*How to complete this task:* For this exercise, please find the lines in the entries that include the word "legend" and copy them.

--- START ---

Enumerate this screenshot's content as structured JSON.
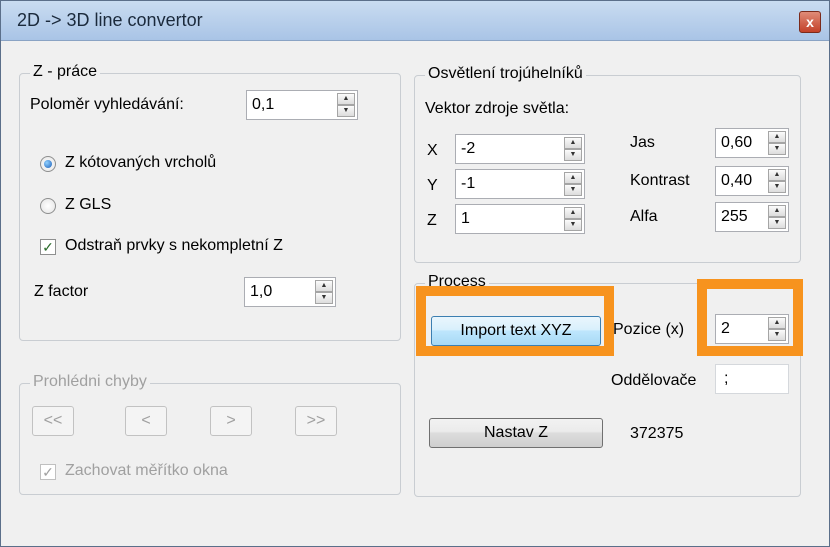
{
  "window": {
    "title": "2D -> 3D line convertor",
    "close": "x"
  },
  "zprace": {
    "legend": "Z - práce",
    "polomer_label": "Poloměr vyhledávání:",
    "polomer_value": "0,1",
    "radio_kotovanych": "Z kótovaných vrcholů",
    "radio_gls": "Z GLS",
    "odstran_label": "Odstraň prvky s  nekompletní Z",
    "zfactor_label": "Z factor",
    "zfactor_value": "1,0"
  },
  "osvetleni": {
    "legend": "Osvětlení trojúhelníků",
    "vektor_label": "Vektor zdroje světla:",
    "x_label": "X",
    "x_value": "-2",
    "y_label": "Y",
    "y_value": "-1",
    "z_label": "Z",
    "z_value": "1",
    "jas_label": "Jas",
    "jas_value": "0,60",
    "kontrast_label": "Kontrast",
    "kontrast_value": "0,40",
    "alfa_label": "Alfa",
    "alfa_value": "255"
  },
  "process": {
    "legend": "Process",
    "import_button": "Import text XYZ",
    "pozice_label": "Pozice (x)",
    "pozice_value": "2",
    "oddelovace_label": "Oddělovače",
    "oddelovace_value": ";",
    "nastav_button": "Nastav Z",
    "count": "372375"
  },
  "chyby": {
    "legend": "Prohlédni chyby",
    "first": "<<",
    "prev": "<",
    "next": ">",
    "last": ">>",
    "zachovat_label": "Zachovat měřítko okna"
  },
  "colors": {
    "highlight": "#f7931e",
    "titlebar": "#b7cfee"
  }
}
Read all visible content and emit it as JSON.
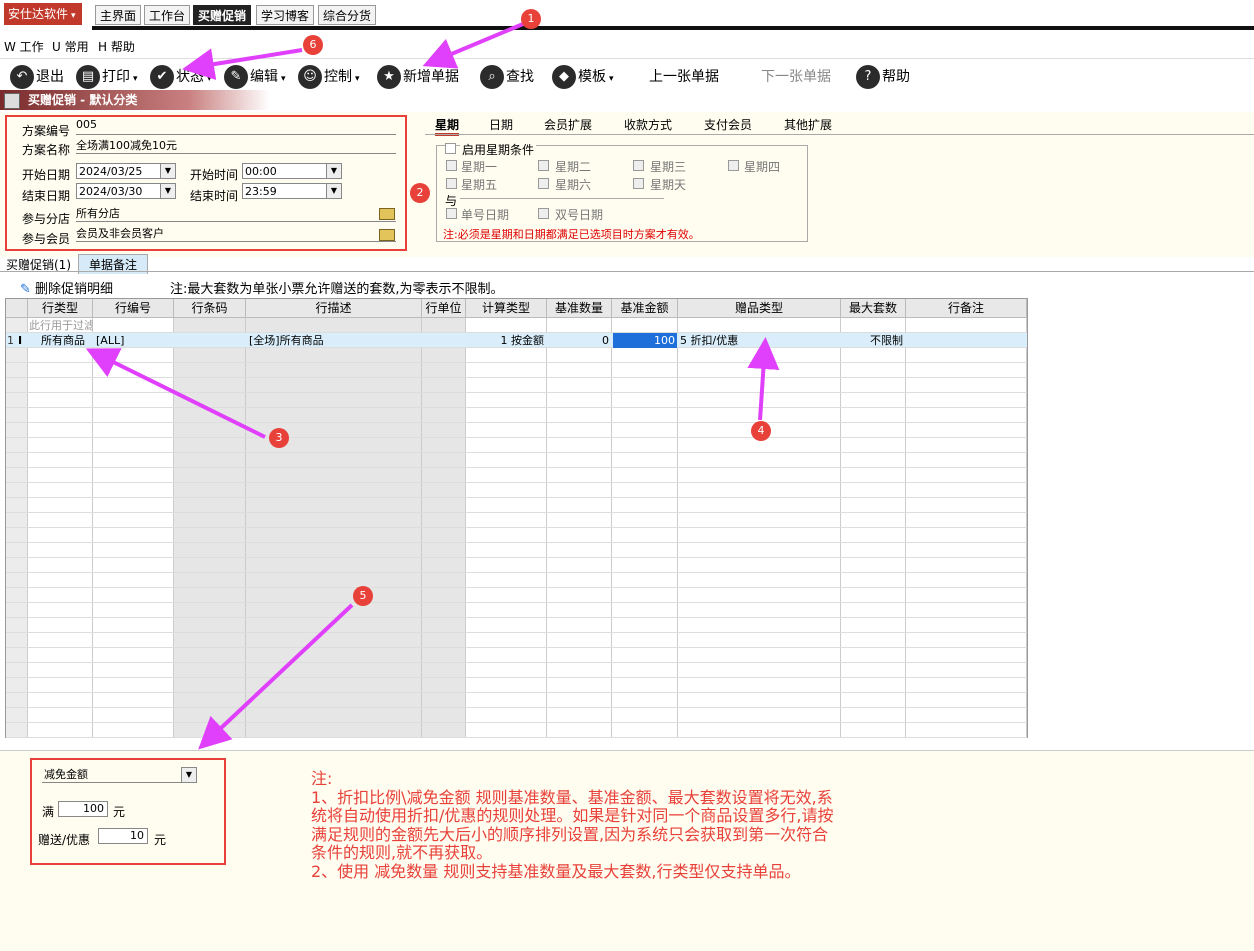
{
  "app": {
    "brand": "安仕达软件",
    "brand_caret": "▾"
  },
  "top_tabs": [
    "主界面",
    "工作台",
    "买赠促销",
    "学习博客",
    "综合分货"
  ],
  "menu": [
    "W 工作",
    "U 常用",
    "H 帮助"
  ],
  "toolbar": {
    "exit": "退出",
    "print": "打印",
    "status": "状态",
    "edit": "编辑",
    "control": "控制",
    "add": "新增单据",
    "find": "查找",
    "template": "模板",
    "prev": "上一张单据",
    "next": "下一张单据",
    "help": "帮助",
    "caret": "▾"
  },
  "section_title": "买赠促销 - 默认分类",
  "form": {
    "plan_no_label": "方案编号",
    "plan_no": "005",
    "plan_name_label": "方案名称",
    "plan_name": "全场满100减免10元",
    "start_date_label": "开始日期",
    "start_date": "2024/03/25",
    "start_time_label": "开始时间",
    "start_time": "00:00",
    "end_date_label": "结束日期",
    "end_date": "2024/03/30",
    "end_time_label": "结束时间",
    "end_time": "23:59",
    "branch_label": "参与分店",
    "branch": "所有分店",
    "member_label": "参与会员",
    "member": "会员及非会员客户"
  },
  "right_tabs": [
    "星期",
    "日期",
    "会员扩展",
    "收款方式",
    "支付会员",
    "其他扩展"
  ],
  "week": {
    "enable": "启用星期条件",
    "days": [
      "星期一",
      "星期二",
      "星期三",
      "星期四",
      "星期五",
      "星期六",
      "星期天"
    ],
    "and": "与",
    "odd": "单号日期",
    "even": "双号日期",
    "note": "注:必须是星期和日期都满足已选项目时方案才有效。"
  },
  "sub_tabs": [
    "买赠促销(1)",
    "单据备注"
  ],
  "detail": {
    "delete_btn": "删除促销明细",
    "note": "注:最大套数为单张小票允许赠送的套数,为零表示不限制。"
  },
  "grid": {
    "headers": [
      "行类型",
      "行编号",
      "行条码",
      "行描述",
      "行单位",
      "计算类型",
      "基准数量",
      "基准金额",
      "赠品类型",
      "最大套数",
      "行备注"
    ],
    "filter_placeholder": "此行用于过滤",
    "row": {
      "num": "1",
      "marker": "I",
      "type": "所有商品",
      "code": "[ALL]",
      "barcode": "",
      "desc": "[全场]所有商品",
      "unit": "",
      "calc": "1 按金额",
      "qty": "0",
      "amount": "100",
      "gift": "5 折扣/优惠",
      "max": "不限制",
      "remark": ""
    }
  },
  "bottom": {
    "mode": "减免金额",
    "full_label": "满",
    "full_value": "100",
    "yuan1": "元",
    "gift_label": "赠送/优惠",
    "gift_value": "10",
    "yuan2": "元"
  },
  "bignote": "注:\n1、折扣比例\\减免金额 规则基准数量、基准金额、最大套数设置将无效,系统将自动使用折扣/优惠的规则处理。如果是针对同一个商品设置多行,请按满足规则的金额先大后小的顺序排列设置,因为系统只会获取到第一次符合条件的规则,就不再获取。\n2、使用 减免数量 规则支持基准数量及最大套数,行类型仅支持单品。",
  "annotations": [
    "1",
    "2",
    "3",
    "4",
    "5",
    "6"
  ],
  "colors": {
    "accent": "#e8413a",
    "brand": "#c0392b",
    "selected_cell": "#1e6fd9",
    "row_highlight": "#d9eefa"
  }
}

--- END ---

*Response area:*
    "legend": "Z - práce",
    "legend": "Osvětlení trojúhelníků",
    "legend": "Process",
    "legend": "Prohlédni chyby",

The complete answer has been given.